  • Tobacco Use: Smoking increases the risk of diabetic complications, including retinopathy.

Symptoms of Diabetic Retinopathy

In the early stages, diabetic retinopathy may not cause noticeable symptoms. However, as the condition progresses, you may experience:

  • Blurred or distorted vision
  • Dark spots or floaters in your vision
  • Difficulty seeing colors
  • Poor night vision
  • Sudden vision loss

Stages of Diabetic Retinopathy

Diabetic retinopathy progresses through four stages:

  1. Mild Nonproliferative Retinopathy: Characterized by small areas of balloon-like swelling in the retina’s tiny blood vessels.
  2. Moderate Nonproliferative Retinopathy: Progression of the disease where some blood vessels that nourish the retina are blocked.
  3. Severe Nonproliferative Retinopathy: Many more blood vessels are blocked, depriving several areas of the retina of their blood supply, leading to the growth of new blood vessels.
  4. Proliferative Diabetic Retinopathy (PDR): The most advanced stage where new, abnormal blood vessels grow, which can leak blood, causing severe vision loss and possibly blindness.

Treatments for Diabetic Retinopathy

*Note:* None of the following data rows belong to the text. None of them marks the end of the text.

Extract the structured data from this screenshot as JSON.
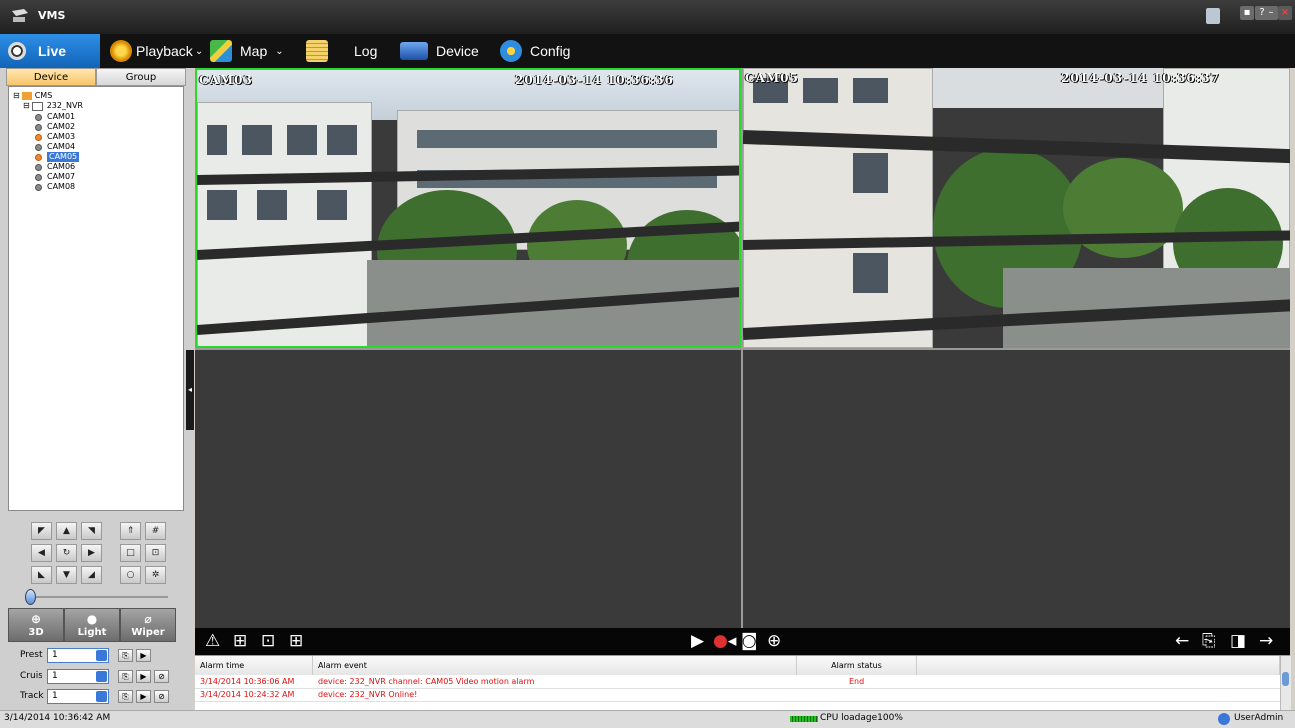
{
  "app": {
    "title": "VMS"
  },
  "menu": [
    {
      "label": "Live"
    },
    {
      "label": "Playback"
    },
    {
      "label": "Map"
    },
    {
      "label": "Log"
    },
    {
      "label": "Device"
    },
    {
      "label": "Config"
    }
  ],
  "left_tabs": [
    "Device",
    "Group"
  ],
  "tree": {
    "root": "CMS",
    "nvr": "232_NVR",
    "cameras": [
      "CAM01",
      "CAM02",
      "CAM03",
      "CAM04",
      "CAM05",
      "CAM06",
      "CAM07",
      "CAM08"
    ],
    "active_cameras": [
      "CAM03",
      "CAM05"
    ],
    "selected": "CAM05"
  },
  "ptz": {
    "buttons": [
      "3D",
      "Light",
      "Wiper"
    ],
    "preset_label": "Prest",
    "cruise_label": "Cruise",
    "track_label": "Track",
    "preset_value": "1",
    "cruise_value": "1",
    "track_value": "1"
  },
  "video": {
    "pane1": {
      "cam": "CAM03",
      "timestamp": "2014-03-14 10:36:36"
    },
    "pane2": {
      "cam": "CAM05",
      "timestamp": "2014-03-14 10:36:37"
    }
  },
  "alarm_table": {
    "headers": [
      "Alarm time",
      "Alarm event",
      "Alarm status"
    ],
    "rows": [
      {
        "time": "3/14/2014 10:36:06 AM",
        "event": "device: 232_NVR   channel: CAM05   Video motion alarm",
        "status": "End"
      },
      {
        "time": "3/14/2014 10:24:32 AM",
        "event": "device: 232_NVR   Online!",
        "status": ""
      }
    ]
  },
  "status": {
    "datetime": "3/14/2014 10:36:42 AM",
    "cpu": "CPU loadage100%",
    "user": "UserAdmin"
  },
  "colors": {
    "accent": "#1e7fd6",
    "selected_pane_border": "#2bd82b",
    "alarm_text": "#e01010"
  }
}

1. Control Blood Sugar, Blood Pressure, and Cholesterol

The most effective way to manage diabetic retinopathy is by controlling diabetes through a healthy diet, regular exercise, and medication. Keeping blood pressure and cholesterol levels in check is also crucial.

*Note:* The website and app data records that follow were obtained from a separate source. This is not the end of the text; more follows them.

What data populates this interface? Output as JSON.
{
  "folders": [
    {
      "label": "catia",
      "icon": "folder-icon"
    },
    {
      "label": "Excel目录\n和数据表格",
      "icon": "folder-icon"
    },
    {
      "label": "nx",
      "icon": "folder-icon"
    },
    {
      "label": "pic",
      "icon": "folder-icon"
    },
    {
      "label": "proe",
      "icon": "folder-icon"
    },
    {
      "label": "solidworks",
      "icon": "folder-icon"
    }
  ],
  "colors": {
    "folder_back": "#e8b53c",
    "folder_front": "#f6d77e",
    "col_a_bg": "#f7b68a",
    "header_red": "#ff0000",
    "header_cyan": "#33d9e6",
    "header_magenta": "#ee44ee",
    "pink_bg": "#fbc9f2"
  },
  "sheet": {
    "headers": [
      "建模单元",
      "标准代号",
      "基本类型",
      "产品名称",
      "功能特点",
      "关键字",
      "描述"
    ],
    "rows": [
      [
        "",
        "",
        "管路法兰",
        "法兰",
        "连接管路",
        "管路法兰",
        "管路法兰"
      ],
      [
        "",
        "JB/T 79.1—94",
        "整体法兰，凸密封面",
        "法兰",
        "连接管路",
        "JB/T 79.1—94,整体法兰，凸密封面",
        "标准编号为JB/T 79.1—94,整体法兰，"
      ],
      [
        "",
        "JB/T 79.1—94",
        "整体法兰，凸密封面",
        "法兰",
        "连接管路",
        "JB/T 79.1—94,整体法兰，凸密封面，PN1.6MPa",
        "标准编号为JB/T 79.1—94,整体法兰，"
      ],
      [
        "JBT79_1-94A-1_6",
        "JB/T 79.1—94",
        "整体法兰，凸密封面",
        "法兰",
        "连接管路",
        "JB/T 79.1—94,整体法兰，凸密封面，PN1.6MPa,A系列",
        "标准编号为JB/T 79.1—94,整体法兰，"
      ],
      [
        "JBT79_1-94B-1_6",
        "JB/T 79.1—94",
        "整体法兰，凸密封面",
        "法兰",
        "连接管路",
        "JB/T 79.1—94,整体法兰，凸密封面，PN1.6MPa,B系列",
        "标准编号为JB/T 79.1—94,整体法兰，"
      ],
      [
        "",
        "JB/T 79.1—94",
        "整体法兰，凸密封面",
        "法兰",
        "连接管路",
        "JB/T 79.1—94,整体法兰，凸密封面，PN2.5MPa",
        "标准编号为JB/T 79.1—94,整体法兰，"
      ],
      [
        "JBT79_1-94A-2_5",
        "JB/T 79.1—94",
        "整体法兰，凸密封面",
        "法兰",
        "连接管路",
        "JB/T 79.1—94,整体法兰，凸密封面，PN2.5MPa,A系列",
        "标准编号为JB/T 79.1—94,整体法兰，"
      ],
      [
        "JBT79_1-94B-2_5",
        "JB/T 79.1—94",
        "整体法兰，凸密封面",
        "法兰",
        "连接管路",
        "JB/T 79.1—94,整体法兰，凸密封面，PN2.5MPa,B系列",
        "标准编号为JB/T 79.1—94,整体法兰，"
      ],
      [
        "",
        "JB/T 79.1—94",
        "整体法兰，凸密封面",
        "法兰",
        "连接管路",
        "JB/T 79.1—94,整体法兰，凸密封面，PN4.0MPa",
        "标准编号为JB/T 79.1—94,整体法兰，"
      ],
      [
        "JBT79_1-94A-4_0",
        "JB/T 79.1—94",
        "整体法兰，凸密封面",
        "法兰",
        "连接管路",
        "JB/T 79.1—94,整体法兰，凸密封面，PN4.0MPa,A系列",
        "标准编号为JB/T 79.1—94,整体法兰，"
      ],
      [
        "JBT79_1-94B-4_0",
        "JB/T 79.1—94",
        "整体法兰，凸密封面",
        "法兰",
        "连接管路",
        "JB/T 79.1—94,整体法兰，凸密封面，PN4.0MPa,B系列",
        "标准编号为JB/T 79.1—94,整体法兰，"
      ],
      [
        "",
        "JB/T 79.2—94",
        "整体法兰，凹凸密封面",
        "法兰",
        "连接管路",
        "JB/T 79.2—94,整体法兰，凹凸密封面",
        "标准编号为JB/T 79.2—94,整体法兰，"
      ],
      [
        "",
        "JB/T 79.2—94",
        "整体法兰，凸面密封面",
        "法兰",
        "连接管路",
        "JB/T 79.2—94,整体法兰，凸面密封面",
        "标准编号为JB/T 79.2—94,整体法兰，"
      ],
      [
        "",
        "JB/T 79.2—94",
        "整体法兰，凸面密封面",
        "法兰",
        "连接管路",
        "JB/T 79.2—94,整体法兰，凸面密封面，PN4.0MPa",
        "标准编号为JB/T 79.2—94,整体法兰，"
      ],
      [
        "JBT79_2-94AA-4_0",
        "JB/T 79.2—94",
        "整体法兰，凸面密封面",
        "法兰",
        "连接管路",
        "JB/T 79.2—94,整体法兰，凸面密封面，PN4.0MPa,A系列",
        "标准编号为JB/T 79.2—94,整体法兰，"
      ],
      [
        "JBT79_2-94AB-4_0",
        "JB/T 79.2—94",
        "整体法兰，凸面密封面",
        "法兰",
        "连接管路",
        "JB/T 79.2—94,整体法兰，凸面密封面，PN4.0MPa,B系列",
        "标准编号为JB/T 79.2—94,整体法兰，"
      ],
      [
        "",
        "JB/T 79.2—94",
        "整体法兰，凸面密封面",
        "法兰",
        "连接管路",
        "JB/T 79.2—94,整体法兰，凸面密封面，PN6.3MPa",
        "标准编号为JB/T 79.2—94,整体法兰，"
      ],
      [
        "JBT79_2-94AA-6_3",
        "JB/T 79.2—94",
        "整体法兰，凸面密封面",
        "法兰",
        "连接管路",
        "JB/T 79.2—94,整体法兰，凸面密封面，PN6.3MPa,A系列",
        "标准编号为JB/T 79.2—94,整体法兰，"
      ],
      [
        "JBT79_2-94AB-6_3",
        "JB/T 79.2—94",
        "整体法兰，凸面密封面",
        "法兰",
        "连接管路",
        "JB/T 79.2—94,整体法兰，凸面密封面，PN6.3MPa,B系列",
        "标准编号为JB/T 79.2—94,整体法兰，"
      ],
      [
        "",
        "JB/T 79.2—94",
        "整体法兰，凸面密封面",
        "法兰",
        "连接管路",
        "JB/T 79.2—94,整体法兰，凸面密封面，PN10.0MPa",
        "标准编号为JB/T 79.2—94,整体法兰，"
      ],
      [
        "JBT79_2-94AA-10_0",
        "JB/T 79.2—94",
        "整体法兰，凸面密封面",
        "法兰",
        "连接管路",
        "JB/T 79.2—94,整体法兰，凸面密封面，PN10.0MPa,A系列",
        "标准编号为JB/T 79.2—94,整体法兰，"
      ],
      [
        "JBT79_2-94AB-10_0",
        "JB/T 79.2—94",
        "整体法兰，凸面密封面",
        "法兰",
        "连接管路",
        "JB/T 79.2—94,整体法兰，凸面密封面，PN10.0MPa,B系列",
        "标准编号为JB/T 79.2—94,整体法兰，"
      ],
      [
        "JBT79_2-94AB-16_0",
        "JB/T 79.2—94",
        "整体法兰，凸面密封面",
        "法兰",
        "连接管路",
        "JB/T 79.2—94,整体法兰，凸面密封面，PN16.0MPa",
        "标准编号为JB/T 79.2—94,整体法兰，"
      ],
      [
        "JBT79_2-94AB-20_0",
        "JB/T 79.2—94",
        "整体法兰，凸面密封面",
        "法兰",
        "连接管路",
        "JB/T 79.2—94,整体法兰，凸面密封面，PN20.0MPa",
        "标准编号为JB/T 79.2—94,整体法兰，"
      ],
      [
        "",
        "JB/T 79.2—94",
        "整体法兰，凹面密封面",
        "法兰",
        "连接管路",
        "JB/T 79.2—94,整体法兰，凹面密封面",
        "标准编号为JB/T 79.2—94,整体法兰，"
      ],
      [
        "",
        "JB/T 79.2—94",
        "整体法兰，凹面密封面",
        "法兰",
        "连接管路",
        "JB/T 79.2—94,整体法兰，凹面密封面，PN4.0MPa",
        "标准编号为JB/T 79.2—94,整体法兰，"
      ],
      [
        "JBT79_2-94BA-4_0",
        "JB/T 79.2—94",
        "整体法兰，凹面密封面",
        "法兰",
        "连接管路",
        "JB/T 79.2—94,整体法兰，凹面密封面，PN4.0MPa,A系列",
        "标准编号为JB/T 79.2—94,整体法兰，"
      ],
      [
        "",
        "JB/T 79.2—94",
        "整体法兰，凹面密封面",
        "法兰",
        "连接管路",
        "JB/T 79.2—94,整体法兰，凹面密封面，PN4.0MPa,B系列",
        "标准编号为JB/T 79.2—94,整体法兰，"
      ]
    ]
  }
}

2. Medical Treatments

  • Anti-VEGF Injections: Medications such as ranibizumab (Lucentis), aflibercept (Eylea), and bevacizumab (Avastin) can help reduce swelling of the macula, slow the progression of the disease, and improve vision.
  • Steroid Injections: In some cases, corticosteroids are injected into the eye to reduce inflammation and swelling.

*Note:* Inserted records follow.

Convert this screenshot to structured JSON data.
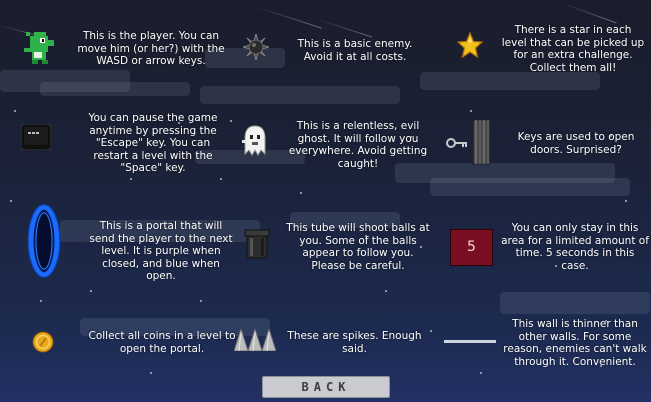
{
  "entries": [
    {
      "id": "player",
      "icon": "green-dinosaur-player-icon",
      "text": "This is the player. You can\nmove him (or her?) with the\nWASD or arrow keys."
    },
    {
      "id": "enemy",
      "icon": "spiked-mine-enemy-icon",
      "text": "This is a basic enemy.\nAvoid it at all costs."
    },
    {
      "id": "star",
      "icon": "gold-star-icon",
      "text": "There is a star in each\nlevel that can be picked up\nfor an extra challenge.\nCollect them all!"
    },
    {
      "id": "pause",
      "icon": "escape-key-icon",
      "text": "You can pause the game\nanytime by pressing the\n\"Escape\" key. You can\nrestart a level with the\n\"Space\" key."
    },
    {
      "id": "ghost",
      "icon": "ghost-icon",
      "text": "This is a relentless, evil\nghost. It will follow you\neverywhere. Avoid getting\ncaught!"
    },
    {
      "id": "keys",
      "icon": "key-and-door-icon",
      "text": "Keys are used to open\ndoors. Surprised?"
    },
    {
      "id": "portal",
      "icon": "blue-portal-icon",
      "text": "This is a portal that will\nsend the player to the next\nlevel. It is purple when\nclosed, and blue when\nopen."
    },
    {
      "id": "tube",
      "icon": "cannon-tube-icon",
      "text": "This tube will shoot balls at\nyou. Some of the  balls\nappear to follow you.\nPlease be careful."
    },
    {
      "id": "timer",
      "icon": "timer-zone-icon",
      "timer_value": "5",
      "text": "You can only stay in this\narea for a limited amount of\ntime. 5 seconds in this\ncase."
    },
    {
      "id": "coin",
      "icon": "gold-coin-icon",
      "text": "Collect all coins in a level to\nopen the portal."
    },
    {
      "id": "spikes",
      "icon": "spikes-icon",
      "text": "These are spikes. Enough\nsaid."
    },
    {
      "id": "thin-wall",
      "icon": "thin-wall-icon",
      "text": "This wall is thinner than\nother walls. For some\nreason, enemies can't walk\nthrough it. Convenient."
    }
  ],
  "back_button": {
    "label": "BACK"
  },
  "colors": {
    "background_top": "#1a1d2b",
    "background_bottom": "#223164",
    "timer_box": "#7a0f22",
    "button": "#c9cbd1"
  }
}
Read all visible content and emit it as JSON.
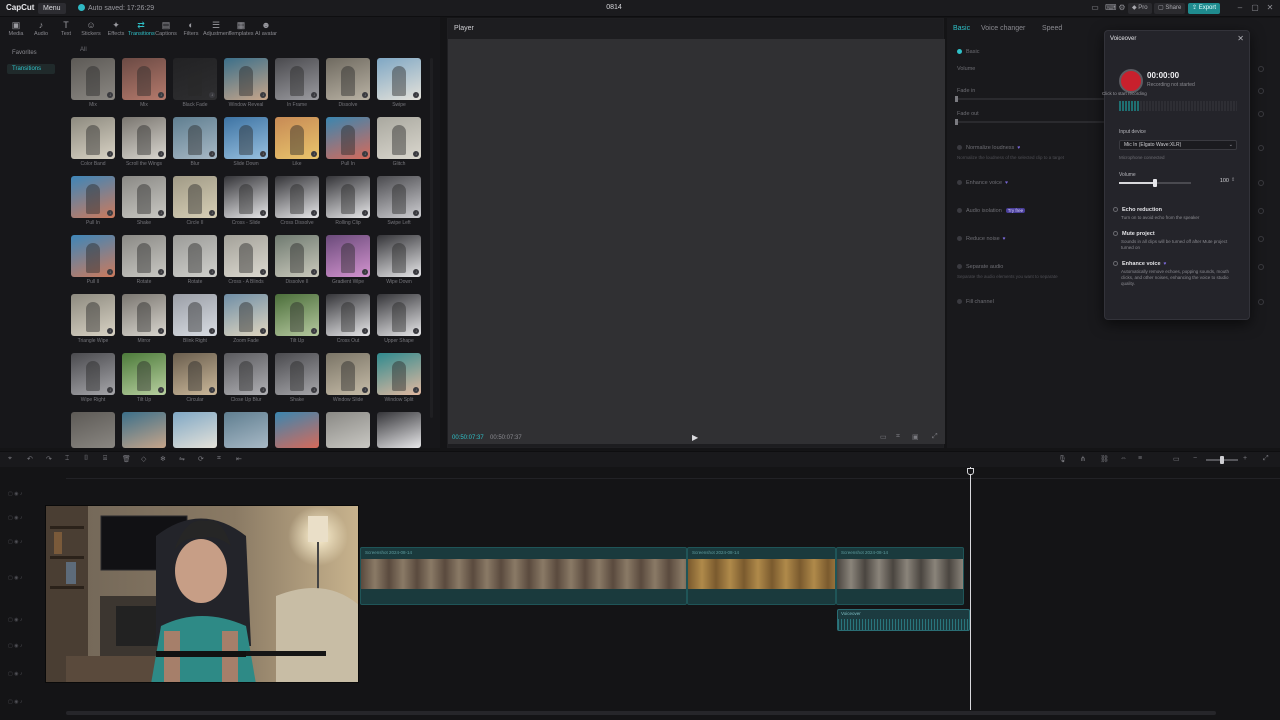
{
  "titlebar": {
    "app_name": "CapCut",
    "menu_label": "Menu",
    "autosave": "Auto saved: 17:26:29",
    "project_name": "0814",
    "pro_label": "Pro",
    "share_label": "Share",
    "export_label": "Export"
  },
  "toolbar": {
    "tools": [
      {
        "label": "Media",
        "icon": "media-icon"
      },
      {
        "label": "Audio",
        "icon": "audio-icon"
      },
      {
        "label": "Text",
        "icon": "text-icon"
      },
      {
        "label": "Stickers",
        "icon": "sticker-icon"
      },
      {
        "label": "Effects",
        "icon": "effects-icon"
      },
      {
        "label": "Transitions",
        "icon": "transitions-icon"
      },
      {
        "label": "Captions",
        "icon": "captions-icon"
      },
      {
        "label": "Filters",
        "icon": "filters-icon"
      },
      {
        "label": "Adjustment",
        "icon": "adjustment-icon"
      },
      {
        "label": "Templates",
        "icon": "templates-icon"
      },
      {
        "label": "AI avatar",
        "icon": "avatar-icon"
      }
    ],
    "active_index": 5
  },
  "leftnav": {
    "items": [
      "Favorites",
      "Transitions"
    ],
    "active_index": 1
  },
  "grid": {
    "header": "All",
    "items": [
      "Mix",
      "Mix",
      "Black Fade",
      "Window Reveal",
      "In Frame",
      "Dissolve",
      "Swipe",
      "Color Band",
      "Scroll the Wings",
      "Blur",
      "Slide Down",
      "Like",
      "Pull In",
      "Glitch",
      "Pull In",
      "Shake",
      "Circle II",
      "Cross - Slide",
      "Cross Dissolve",
      "Rolling Clip",
      "Swipe Left",
      "Pull II",
      "Rotate",
      "Rotate",
      "Cross - A Blinds",
      "Dissolve II",
      "Gradient Wipe",
      "Wipe Down",
      "Triangle Wipe",
      "Mirror",
      "Blink Right",
      "Zoom Fade",
      "Tilt Up",
      "Cross Out",
      "Upper Shape",
      "Wipe Right",
      "Tilt Up",
      "Circular",
      "Close Up Blur",
      "Shake",
      "Window Slide",
      "Window Split"
    ]
  },
  "player": {
    "title": "Player",
    "current_time": "00:50:07:37",
    "total_time": "00:50:07:37"
  },
  "rightpanel": {
    "tabs": [
      "Basic",
      "Voice changer",
      "Speed"
    ],
    "active_tab": 0,
    "section": "Basic",
    "rows": [
      {
        "label": "Volume"
      },
      {
        "label": "Fade in"
      },
      {
        "label": "Fade out"
      },
      {
        "label": "Normalize loudness",
        "desc": "Normalize the loudness of the selected clip to a target"
      },
      {
        "label": "Enhance voice"
      },
      {
        "label": "Audio isolation",
        "badge": "Try free"
      },
      {
        "label": "Reduce noise"
      },
      {
        "label": "Separate audio",
        "desc": "Separate the audio elements you want to separate"
      },
      {
        "label": "Fill channel"
      }
    ]
  },
  "voiceover": {
    "title": "Voiceover",
    "time": "00:00:00",
    "status": "Recording not started",
    "tooltip": "Click to start recording",
    "input_label": "Input device",
    "input_value": "Mic In (Elgato Wave:XLR)",
    "mic_hint": "Microphone connected",
    "volume_label": "Volume",
    "volume_value": "100",
    "volume_fraction": 0.5,
    "options": [
      {
        "label": "Echo reduction",
        "desc": "Turn on to avoid echo from the speaker"
      },
      {
        "label": "Mute project",
        "desc": "Sounds in all clips will be turned off after Mute project turned on"
      },
      {
        "label": "Enhance voice",
        "desc": "Automatically remove echoes, popping sounds, mouth clicks, and other noises, enhancing the voice to studio quality."
      }
    ],
    "colors": {
      "record": "#c8202d",
      "accent": "#2fc1c8"
    }
  },
  "timeline": {
    "clips": [
      {
        "name": "Screenshot 2024-08-14"
      },
      {
        "name": "Screenshot 2024-08-14"
      },
      {
        "name": "Screenshot 2024-08-14"
      }
    ],
    "audio_clip_name": "Voiceover"
  }
}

3. Laser Treatment (Photocoagulation)

Laser treatment can seal off leaking blood vessels and reduce retinal swelling. There are two types:

  • Focal Laser Treatment: Targets specific leaking blood vessels in a limited area.
  • Scatter Laser Treatment: Treats larger areas of the retina to shrink abnormal blood vessels.

4. Vitrectomy

In advanced cases, a vitrectomy may be necessary. This surgical procedure involves removing the vitreous gel that is pulling on the retina and replacing it with a clear solution to improve vision.


Preventing diabetic retinopathy involves managing diabetes effectively and having regular eye exams. Here are some steps you can take:

  • Monitor Blood Sugar Levels: Keep your blood sugar levels within your target range.
  • Regular Eye Exams: Schedule annual comprehensive eye exams, even if your vision seems fine.
  • Maintain Healthy Blood Pressure and Cholesterol Levels: Work with your healthcare provider to keep these levels under control.
  • Adopt a Healthy Lifestyle: Eat a balanced diet, exercise regularly, and avoid smoking.


Diabetic retinopathy is a serious complication of diabetes that can lead to vision loss if not managed properly. Understanding its causes, recognizing the symptoms, and seeking appropriate treatment can help preserve your vision. At Vaga Hospital, our Ophthalmology department is dedicated to providing comprehensive care for patients with diabetic retinopathy. If you have diabetes or experience any vision changes, contact us to schedule an eye exam.

Call to Action: To learn more about diabetic retinopathy or to schedule an appointment with one of our eye specialists, please call us at 6391000030, 31.